#### [Data section]
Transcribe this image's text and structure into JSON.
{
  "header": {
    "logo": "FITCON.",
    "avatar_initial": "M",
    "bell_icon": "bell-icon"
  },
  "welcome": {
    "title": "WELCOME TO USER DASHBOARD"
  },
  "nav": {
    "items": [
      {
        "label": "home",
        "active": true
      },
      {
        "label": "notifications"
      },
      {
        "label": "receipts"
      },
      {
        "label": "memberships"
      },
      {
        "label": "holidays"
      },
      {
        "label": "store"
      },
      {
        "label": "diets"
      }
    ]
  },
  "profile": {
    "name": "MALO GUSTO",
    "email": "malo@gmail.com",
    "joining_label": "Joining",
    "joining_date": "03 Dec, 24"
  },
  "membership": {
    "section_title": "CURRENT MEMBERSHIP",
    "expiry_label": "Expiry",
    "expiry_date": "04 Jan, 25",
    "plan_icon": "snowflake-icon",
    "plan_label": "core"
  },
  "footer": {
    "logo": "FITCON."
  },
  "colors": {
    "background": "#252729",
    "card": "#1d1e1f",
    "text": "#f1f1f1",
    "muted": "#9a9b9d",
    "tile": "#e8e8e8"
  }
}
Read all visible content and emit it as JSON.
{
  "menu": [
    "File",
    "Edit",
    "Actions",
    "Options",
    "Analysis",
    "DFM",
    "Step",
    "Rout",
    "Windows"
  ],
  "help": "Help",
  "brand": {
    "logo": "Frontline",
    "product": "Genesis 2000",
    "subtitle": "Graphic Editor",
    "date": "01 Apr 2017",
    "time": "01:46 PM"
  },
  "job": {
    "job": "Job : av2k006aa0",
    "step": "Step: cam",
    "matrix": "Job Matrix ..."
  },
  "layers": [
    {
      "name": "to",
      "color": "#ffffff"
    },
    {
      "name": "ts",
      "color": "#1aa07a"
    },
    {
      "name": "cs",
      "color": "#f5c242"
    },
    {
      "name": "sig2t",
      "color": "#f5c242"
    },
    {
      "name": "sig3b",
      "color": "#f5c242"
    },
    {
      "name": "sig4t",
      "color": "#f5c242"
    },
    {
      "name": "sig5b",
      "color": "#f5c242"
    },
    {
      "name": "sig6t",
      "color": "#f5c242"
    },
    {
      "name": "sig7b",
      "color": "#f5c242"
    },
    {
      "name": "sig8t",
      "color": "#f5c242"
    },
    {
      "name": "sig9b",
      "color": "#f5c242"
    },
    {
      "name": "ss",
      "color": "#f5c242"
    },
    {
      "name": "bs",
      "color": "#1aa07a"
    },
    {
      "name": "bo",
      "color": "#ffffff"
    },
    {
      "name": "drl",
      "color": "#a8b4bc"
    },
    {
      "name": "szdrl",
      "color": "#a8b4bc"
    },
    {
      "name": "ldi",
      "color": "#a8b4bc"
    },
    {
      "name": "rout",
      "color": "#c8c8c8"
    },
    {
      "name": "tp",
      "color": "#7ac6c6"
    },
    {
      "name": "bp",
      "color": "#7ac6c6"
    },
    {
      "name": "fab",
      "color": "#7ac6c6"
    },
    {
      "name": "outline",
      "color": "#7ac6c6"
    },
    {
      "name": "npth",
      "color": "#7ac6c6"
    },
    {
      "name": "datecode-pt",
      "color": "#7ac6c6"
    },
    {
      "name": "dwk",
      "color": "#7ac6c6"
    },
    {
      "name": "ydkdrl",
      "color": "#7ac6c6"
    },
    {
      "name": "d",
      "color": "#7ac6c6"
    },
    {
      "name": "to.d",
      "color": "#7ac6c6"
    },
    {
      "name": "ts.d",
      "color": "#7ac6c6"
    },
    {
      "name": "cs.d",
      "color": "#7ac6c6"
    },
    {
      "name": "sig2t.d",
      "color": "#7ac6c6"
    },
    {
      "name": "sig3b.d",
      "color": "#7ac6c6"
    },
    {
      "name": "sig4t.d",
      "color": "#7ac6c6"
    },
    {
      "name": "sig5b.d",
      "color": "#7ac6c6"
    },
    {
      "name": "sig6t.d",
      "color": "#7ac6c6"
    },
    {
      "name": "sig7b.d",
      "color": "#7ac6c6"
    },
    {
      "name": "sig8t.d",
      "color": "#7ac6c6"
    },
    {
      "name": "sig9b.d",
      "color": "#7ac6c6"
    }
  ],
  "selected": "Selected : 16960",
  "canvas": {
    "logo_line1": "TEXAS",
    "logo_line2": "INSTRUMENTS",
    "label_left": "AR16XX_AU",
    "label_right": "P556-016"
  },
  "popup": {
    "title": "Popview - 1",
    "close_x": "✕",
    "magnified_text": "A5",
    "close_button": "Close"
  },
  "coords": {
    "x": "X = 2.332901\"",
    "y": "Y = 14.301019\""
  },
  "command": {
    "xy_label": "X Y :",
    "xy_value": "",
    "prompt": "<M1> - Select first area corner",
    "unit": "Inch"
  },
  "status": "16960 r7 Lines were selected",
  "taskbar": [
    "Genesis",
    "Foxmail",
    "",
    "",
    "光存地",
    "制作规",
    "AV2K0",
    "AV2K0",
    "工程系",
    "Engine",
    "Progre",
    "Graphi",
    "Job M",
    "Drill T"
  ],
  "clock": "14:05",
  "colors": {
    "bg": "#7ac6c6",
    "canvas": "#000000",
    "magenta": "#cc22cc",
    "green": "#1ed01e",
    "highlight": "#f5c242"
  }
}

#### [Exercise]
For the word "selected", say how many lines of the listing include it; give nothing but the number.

#### [Result of the task]
2